### Data extract
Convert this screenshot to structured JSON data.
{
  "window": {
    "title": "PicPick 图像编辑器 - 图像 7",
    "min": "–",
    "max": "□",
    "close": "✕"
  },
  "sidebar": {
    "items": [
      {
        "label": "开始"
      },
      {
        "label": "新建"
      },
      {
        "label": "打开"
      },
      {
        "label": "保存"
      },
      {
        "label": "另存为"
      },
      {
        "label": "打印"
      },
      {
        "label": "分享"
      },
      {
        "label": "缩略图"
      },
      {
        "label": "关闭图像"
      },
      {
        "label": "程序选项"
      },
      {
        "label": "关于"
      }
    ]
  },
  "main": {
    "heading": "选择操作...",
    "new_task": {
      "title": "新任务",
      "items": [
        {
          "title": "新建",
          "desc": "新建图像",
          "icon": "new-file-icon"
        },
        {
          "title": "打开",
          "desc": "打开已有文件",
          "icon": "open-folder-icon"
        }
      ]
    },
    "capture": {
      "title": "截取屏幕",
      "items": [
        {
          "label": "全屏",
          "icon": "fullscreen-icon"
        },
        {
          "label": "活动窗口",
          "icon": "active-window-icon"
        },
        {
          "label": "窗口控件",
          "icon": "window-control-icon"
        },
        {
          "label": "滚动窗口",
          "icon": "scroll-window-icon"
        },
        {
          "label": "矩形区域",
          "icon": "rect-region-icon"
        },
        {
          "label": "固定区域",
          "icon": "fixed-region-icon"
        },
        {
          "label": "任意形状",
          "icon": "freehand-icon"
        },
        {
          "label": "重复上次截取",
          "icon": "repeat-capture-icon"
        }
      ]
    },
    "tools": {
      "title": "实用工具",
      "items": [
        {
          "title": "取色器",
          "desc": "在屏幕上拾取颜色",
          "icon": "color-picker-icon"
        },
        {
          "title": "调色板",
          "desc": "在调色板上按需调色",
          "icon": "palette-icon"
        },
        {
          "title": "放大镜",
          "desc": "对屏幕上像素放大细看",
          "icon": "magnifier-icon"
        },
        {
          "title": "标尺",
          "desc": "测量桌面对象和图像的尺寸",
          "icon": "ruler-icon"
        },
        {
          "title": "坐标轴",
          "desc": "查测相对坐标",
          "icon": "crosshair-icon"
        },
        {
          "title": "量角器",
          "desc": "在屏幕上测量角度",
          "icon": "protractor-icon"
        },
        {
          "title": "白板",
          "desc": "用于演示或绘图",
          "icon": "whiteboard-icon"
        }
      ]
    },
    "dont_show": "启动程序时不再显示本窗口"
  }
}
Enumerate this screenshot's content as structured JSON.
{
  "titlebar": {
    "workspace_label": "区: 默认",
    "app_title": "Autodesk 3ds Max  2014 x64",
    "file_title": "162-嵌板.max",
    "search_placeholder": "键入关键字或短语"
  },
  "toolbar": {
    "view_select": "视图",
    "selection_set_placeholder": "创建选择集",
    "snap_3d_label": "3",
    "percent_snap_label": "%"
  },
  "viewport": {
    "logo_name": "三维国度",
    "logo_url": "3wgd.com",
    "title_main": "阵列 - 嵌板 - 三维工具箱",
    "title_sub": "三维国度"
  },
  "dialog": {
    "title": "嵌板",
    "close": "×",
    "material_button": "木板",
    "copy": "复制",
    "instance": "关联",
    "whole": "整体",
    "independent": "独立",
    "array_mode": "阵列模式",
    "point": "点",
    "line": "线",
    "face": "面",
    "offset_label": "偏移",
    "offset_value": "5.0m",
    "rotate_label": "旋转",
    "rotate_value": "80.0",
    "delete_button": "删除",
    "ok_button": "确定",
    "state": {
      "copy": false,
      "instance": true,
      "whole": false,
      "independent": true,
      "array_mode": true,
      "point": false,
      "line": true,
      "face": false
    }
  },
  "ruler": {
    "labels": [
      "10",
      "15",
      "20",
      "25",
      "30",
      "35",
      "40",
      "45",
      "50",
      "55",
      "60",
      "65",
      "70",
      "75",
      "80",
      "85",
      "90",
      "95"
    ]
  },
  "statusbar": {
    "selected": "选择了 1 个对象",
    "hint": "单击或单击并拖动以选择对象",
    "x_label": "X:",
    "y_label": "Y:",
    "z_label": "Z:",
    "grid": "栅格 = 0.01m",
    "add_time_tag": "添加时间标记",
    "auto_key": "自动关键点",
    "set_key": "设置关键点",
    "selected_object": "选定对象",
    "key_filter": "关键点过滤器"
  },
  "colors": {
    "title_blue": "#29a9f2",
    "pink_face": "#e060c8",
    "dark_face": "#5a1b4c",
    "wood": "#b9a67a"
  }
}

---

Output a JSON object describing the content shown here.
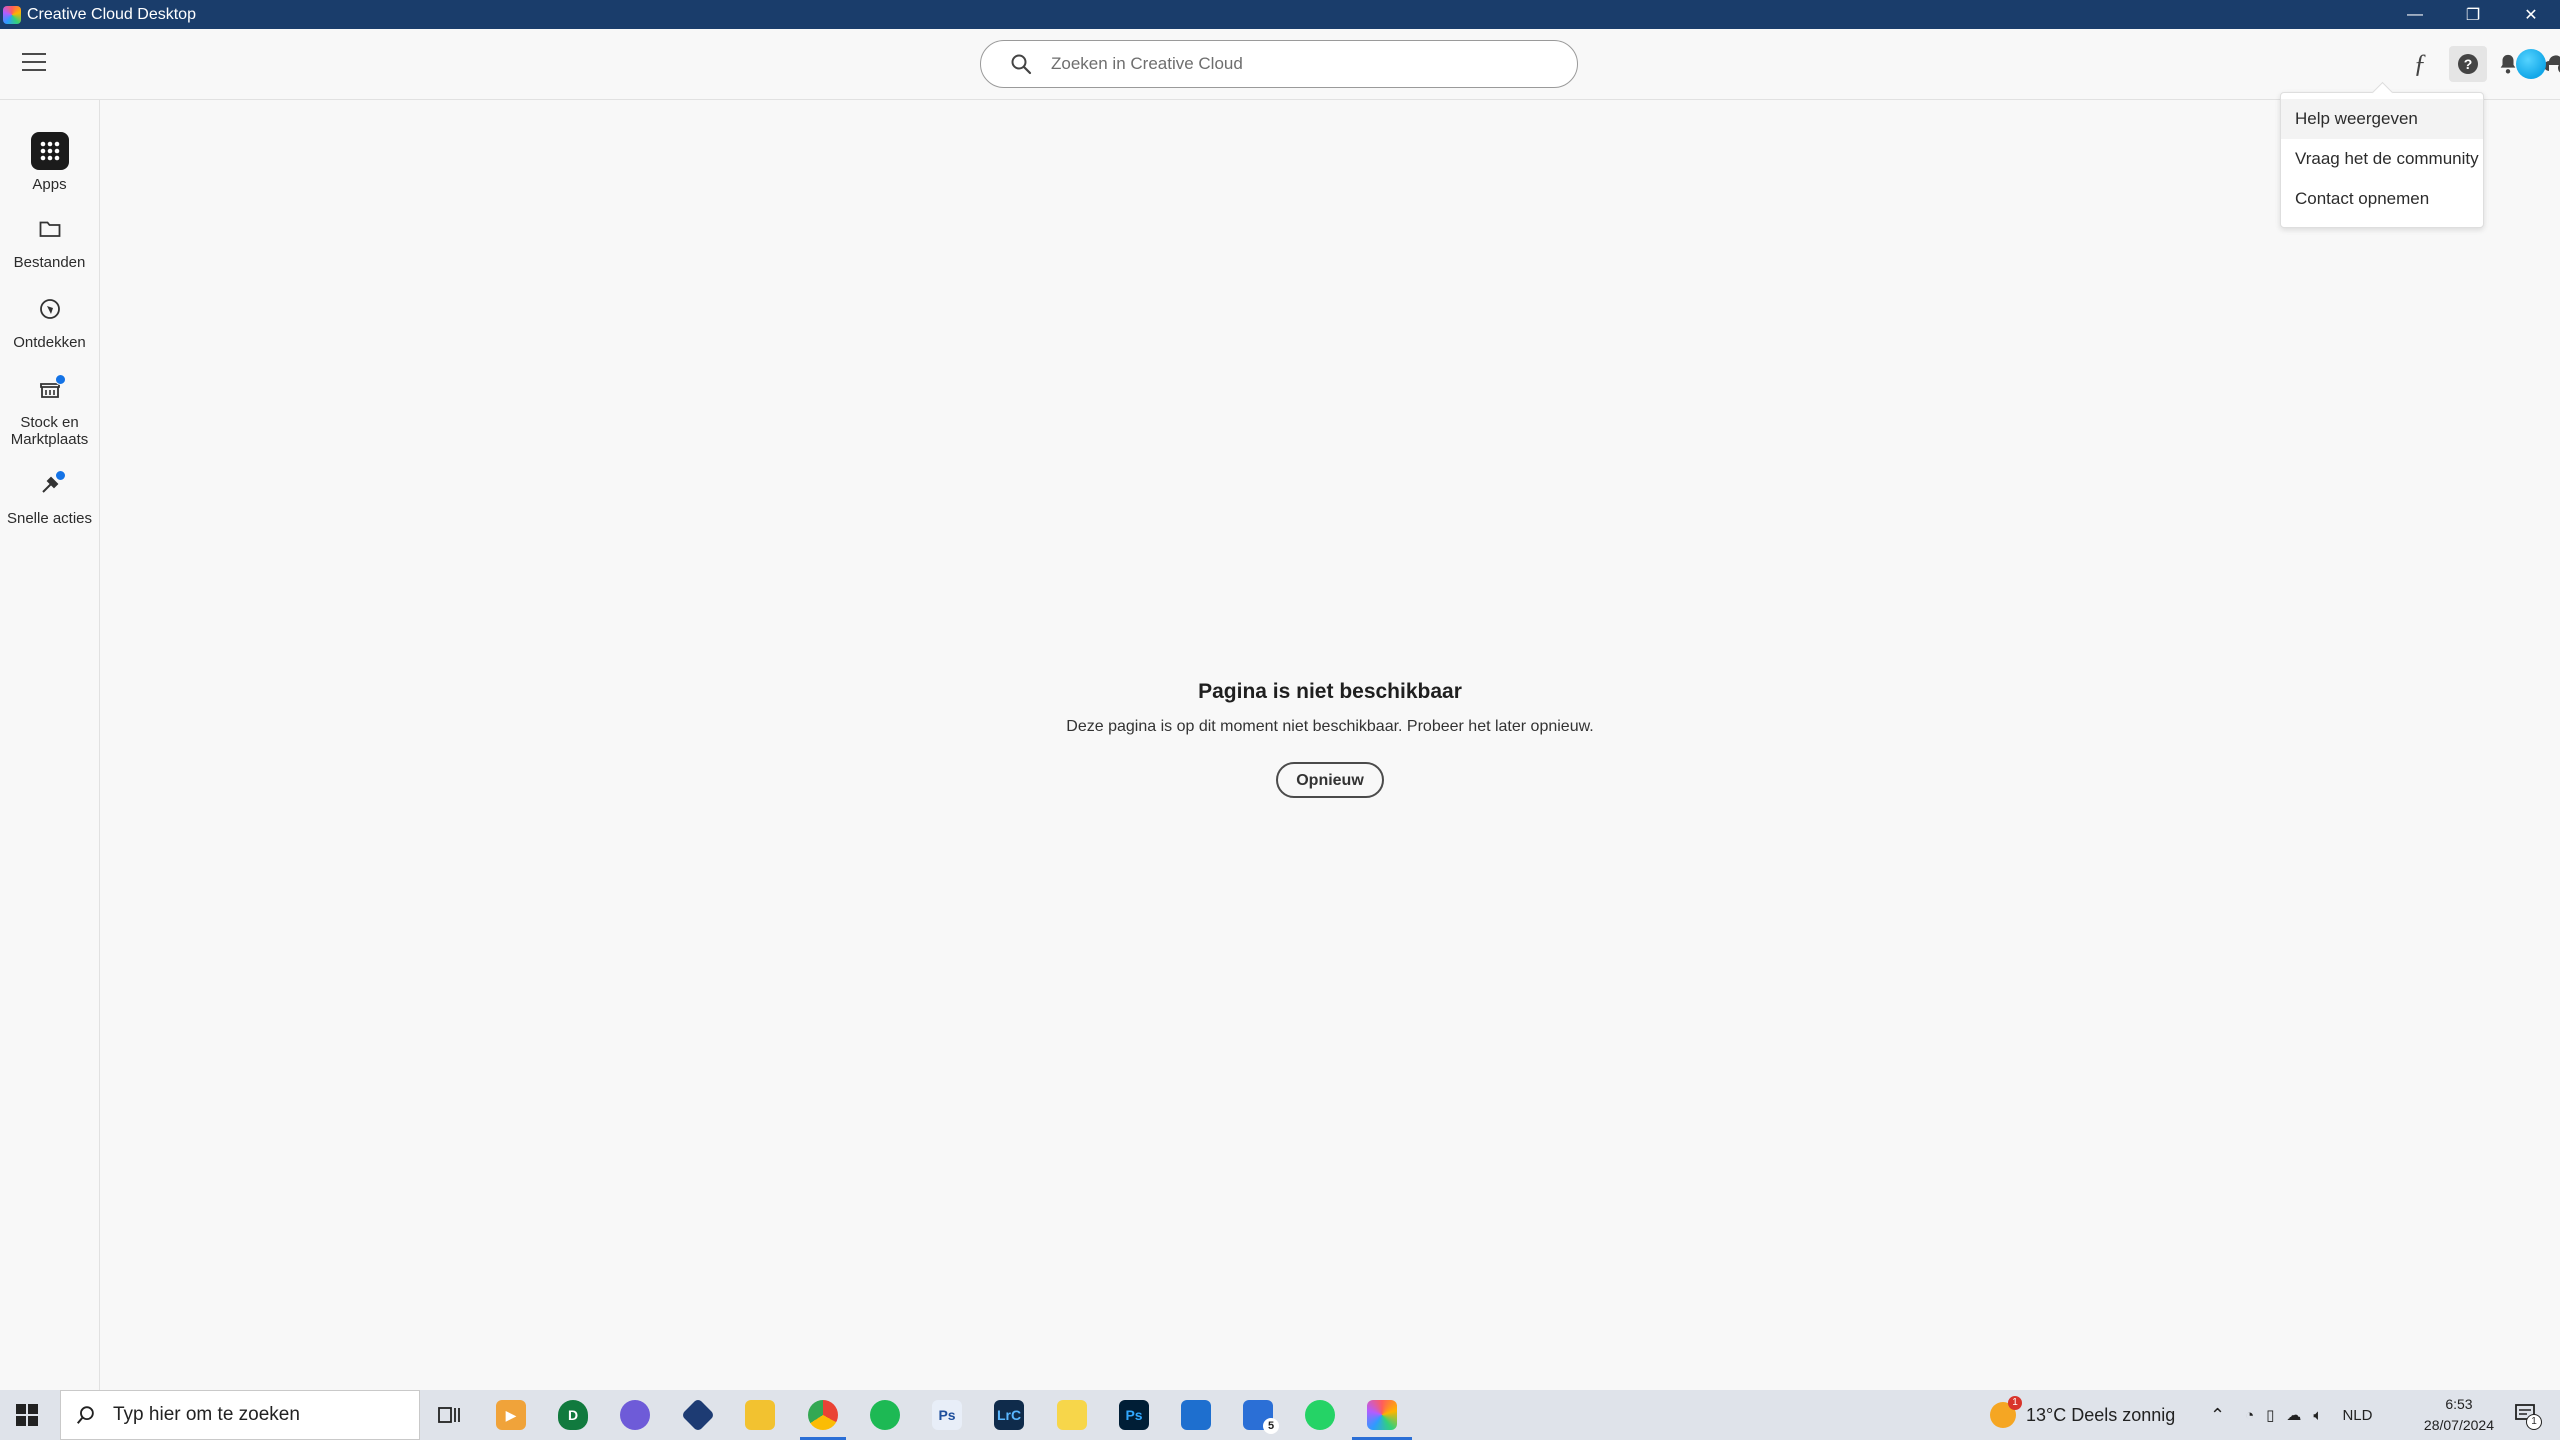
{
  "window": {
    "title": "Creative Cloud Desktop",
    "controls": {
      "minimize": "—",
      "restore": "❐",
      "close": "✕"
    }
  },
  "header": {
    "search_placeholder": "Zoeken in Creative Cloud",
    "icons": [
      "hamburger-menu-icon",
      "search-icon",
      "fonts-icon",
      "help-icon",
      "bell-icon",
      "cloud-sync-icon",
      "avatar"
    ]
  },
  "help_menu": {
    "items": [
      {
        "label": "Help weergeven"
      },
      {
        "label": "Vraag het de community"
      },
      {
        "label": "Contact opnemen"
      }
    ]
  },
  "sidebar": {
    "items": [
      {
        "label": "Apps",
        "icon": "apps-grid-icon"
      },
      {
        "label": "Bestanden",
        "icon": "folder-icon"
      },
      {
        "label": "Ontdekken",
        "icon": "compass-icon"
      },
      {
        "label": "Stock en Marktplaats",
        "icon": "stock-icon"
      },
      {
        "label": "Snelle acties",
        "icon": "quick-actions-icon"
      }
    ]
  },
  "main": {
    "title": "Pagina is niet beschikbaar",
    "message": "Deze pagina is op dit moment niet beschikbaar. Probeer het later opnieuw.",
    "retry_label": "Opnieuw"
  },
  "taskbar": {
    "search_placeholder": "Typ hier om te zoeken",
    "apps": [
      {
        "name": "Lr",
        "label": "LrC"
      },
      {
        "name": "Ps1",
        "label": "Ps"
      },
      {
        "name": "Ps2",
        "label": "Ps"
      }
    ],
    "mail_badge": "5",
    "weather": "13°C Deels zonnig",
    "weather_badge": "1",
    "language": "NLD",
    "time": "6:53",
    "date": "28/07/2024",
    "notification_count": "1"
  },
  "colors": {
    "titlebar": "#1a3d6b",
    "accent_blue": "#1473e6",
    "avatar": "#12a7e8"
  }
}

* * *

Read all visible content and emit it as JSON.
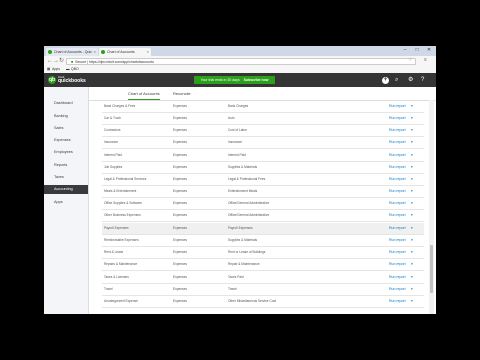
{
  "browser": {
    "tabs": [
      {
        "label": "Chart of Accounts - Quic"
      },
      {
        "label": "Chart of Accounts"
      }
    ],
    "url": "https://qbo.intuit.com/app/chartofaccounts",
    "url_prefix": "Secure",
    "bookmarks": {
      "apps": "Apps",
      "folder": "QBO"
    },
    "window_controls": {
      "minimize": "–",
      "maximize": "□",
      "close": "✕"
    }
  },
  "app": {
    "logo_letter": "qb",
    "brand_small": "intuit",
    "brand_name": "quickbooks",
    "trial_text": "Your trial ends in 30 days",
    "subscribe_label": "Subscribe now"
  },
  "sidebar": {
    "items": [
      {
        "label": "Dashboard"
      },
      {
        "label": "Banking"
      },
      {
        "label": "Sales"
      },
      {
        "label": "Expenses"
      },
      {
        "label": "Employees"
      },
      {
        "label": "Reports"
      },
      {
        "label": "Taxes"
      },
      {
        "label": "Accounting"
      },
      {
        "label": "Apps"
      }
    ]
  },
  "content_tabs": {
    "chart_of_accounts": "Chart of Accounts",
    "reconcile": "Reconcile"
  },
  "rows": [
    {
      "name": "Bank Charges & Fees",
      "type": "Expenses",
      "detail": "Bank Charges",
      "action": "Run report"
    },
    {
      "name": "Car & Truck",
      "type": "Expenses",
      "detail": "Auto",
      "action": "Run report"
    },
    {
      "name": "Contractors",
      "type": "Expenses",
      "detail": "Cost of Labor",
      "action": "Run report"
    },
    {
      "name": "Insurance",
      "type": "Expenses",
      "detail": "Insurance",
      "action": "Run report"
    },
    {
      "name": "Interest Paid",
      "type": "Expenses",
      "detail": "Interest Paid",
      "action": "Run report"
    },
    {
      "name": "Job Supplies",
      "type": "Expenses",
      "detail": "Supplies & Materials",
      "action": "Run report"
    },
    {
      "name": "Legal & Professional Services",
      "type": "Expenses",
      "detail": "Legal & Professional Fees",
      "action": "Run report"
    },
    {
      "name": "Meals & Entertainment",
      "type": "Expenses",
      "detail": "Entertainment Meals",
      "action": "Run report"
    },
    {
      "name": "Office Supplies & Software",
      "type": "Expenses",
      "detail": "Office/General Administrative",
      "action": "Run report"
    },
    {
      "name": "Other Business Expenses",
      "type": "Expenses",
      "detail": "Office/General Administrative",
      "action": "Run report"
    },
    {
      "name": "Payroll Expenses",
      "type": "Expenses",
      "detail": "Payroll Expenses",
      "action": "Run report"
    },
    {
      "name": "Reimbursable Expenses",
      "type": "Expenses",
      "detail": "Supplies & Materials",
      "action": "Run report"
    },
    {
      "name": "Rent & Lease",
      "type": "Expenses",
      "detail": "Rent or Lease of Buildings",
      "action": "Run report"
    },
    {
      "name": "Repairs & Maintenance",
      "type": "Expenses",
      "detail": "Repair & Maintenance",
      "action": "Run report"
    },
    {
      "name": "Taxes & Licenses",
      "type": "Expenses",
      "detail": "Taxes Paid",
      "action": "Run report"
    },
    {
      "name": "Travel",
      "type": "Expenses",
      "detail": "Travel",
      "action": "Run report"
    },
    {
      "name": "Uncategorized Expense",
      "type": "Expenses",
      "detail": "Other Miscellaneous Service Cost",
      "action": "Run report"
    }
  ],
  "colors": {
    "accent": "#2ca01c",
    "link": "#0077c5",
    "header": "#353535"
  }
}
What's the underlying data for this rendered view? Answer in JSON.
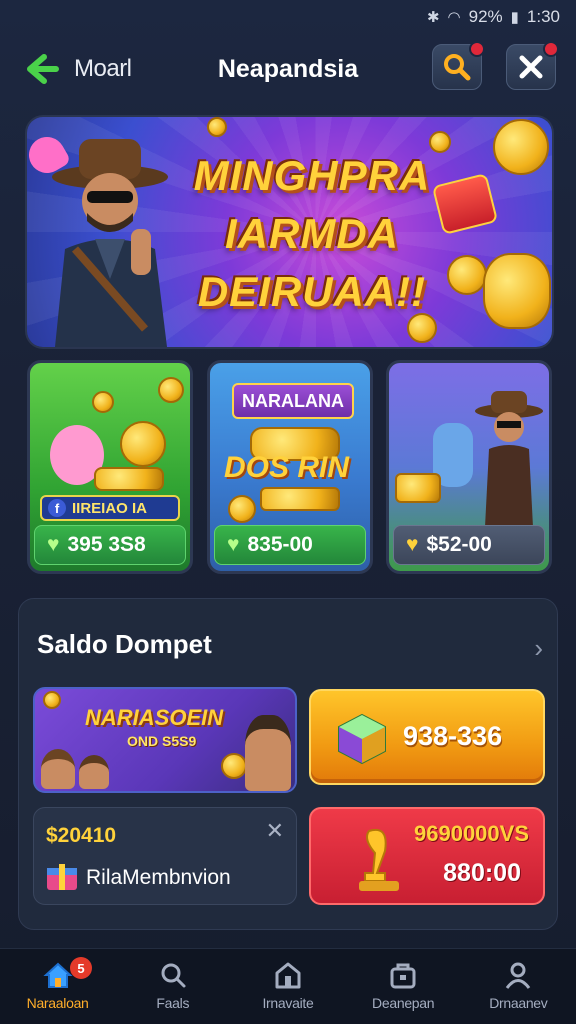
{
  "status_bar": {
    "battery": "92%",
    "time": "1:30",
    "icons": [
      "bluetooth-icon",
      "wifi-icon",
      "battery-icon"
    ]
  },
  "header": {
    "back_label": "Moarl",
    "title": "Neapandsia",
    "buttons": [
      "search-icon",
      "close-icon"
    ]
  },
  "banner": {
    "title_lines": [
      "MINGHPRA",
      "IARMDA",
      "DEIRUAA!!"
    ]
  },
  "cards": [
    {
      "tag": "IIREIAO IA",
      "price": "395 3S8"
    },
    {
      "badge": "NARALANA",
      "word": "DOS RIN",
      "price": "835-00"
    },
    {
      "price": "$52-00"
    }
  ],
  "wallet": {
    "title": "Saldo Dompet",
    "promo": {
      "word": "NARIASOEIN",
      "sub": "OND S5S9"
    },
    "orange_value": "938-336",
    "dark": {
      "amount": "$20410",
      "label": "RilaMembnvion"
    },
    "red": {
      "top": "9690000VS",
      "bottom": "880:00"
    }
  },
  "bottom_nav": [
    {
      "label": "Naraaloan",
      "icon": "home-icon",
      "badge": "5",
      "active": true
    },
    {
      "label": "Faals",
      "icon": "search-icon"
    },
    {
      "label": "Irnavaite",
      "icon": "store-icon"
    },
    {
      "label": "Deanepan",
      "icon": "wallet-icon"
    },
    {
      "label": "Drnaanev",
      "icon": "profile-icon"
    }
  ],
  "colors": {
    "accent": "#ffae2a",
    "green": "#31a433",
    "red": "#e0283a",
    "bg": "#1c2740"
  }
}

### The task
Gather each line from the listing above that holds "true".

### Exercise result
      "instance": true,
      "independent": true,
      "array_mode": true,
      "line": true,
      "active": true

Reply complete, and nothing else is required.